Still unnamed, the juvenile gator was pulled out of the lake by an angler on Monday, March 18, and then turned over to Tennessee Wildlife Resources Agency Officer Rick Roberts.

Roberts subsequently delivered the gator to Little Ponderosa, where it has been allowed to warm up and lounge around in relative peace since its arrival, Bell said.

Little Ponderosa is trying to find the gator a permanent home, however, because the zoo does not have any alligators in residence, and is not ready to add one to its collection of residents, she said.

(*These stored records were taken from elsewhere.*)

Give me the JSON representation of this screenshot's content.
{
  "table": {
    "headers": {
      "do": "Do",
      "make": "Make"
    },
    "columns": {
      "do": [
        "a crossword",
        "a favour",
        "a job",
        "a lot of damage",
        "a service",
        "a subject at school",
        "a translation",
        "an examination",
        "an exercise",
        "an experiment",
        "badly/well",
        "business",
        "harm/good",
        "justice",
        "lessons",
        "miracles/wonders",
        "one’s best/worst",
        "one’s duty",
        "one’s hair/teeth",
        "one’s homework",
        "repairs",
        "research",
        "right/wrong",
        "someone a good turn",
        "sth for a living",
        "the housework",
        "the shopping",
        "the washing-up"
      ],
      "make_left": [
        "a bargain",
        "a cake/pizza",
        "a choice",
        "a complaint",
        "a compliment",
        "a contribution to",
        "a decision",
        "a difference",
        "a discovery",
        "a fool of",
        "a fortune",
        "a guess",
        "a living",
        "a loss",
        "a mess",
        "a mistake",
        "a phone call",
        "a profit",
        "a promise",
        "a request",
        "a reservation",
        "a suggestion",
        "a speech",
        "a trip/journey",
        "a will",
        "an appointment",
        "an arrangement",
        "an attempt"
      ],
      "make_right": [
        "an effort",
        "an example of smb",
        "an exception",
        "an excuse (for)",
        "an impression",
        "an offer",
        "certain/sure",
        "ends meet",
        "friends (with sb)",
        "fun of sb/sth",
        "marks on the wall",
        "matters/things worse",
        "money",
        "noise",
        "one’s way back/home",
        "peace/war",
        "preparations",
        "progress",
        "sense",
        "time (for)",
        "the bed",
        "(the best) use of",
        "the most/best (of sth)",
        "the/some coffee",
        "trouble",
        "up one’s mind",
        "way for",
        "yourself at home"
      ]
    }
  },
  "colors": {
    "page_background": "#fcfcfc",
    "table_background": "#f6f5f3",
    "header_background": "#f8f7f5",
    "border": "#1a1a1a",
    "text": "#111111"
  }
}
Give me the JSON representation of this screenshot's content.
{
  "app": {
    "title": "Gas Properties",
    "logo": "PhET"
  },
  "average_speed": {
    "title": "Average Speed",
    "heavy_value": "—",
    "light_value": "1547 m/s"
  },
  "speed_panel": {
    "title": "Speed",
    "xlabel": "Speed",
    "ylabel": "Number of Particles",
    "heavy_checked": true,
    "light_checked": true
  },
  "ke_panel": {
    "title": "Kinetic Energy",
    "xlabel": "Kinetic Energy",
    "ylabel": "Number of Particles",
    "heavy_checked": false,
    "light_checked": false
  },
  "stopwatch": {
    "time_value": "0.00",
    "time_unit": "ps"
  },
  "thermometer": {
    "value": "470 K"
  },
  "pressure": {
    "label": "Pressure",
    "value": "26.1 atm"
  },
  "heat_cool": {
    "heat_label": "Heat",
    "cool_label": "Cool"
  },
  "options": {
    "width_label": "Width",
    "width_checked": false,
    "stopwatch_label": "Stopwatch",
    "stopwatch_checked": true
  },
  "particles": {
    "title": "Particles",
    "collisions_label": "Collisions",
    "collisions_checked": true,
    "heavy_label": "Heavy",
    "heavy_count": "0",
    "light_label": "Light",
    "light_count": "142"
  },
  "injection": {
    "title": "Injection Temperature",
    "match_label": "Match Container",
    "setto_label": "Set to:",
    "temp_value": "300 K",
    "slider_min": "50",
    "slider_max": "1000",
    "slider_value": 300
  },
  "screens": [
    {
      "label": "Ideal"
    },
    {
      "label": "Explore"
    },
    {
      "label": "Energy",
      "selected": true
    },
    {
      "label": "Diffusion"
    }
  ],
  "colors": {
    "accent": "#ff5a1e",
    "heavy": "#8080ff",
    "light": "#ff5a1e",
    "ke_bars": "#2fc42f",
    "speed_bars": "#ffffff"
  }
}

“I’ve been on the phone looking for a home for it in Alabama, Mississippi, Georgia and Florida, and it’s looking like Florida might be where we’re going to have the best luck,” Bell said Friday.

“We don’t know its history, whether it was someone’s pet that got too big and they let it go, or what,” she said. “If it has been a pet, it might not be able to be released into the wild.”

For now, the little reptile with the big jaws is at least in a safe place.

“We’re keeping him warm,” Bell said. “He even has a little pool if he wants to get into the water.

“But he’s pretty stressed, so we’re mostly leaving him alone,” she said. “He has eaten a little bit of chicken, but alligators can eat as little as once a week.”

While photos of the gator taken shortly after it was caught show it to be rather docile, Little Ponderosa Manager Mary Lou Redmond said it began showing some spunk after it had been at the zoo for a little while.

“It was cold out at the lake, so it was pretty calm,” she said. “But once it got warmed up here, it showed a little more personality.”

Bell said the Little Ponderosa has never kept alligators, but once had a cayman, a similar type of reptile, which also came in as a rescue.

It was eventually sent to another location, she added.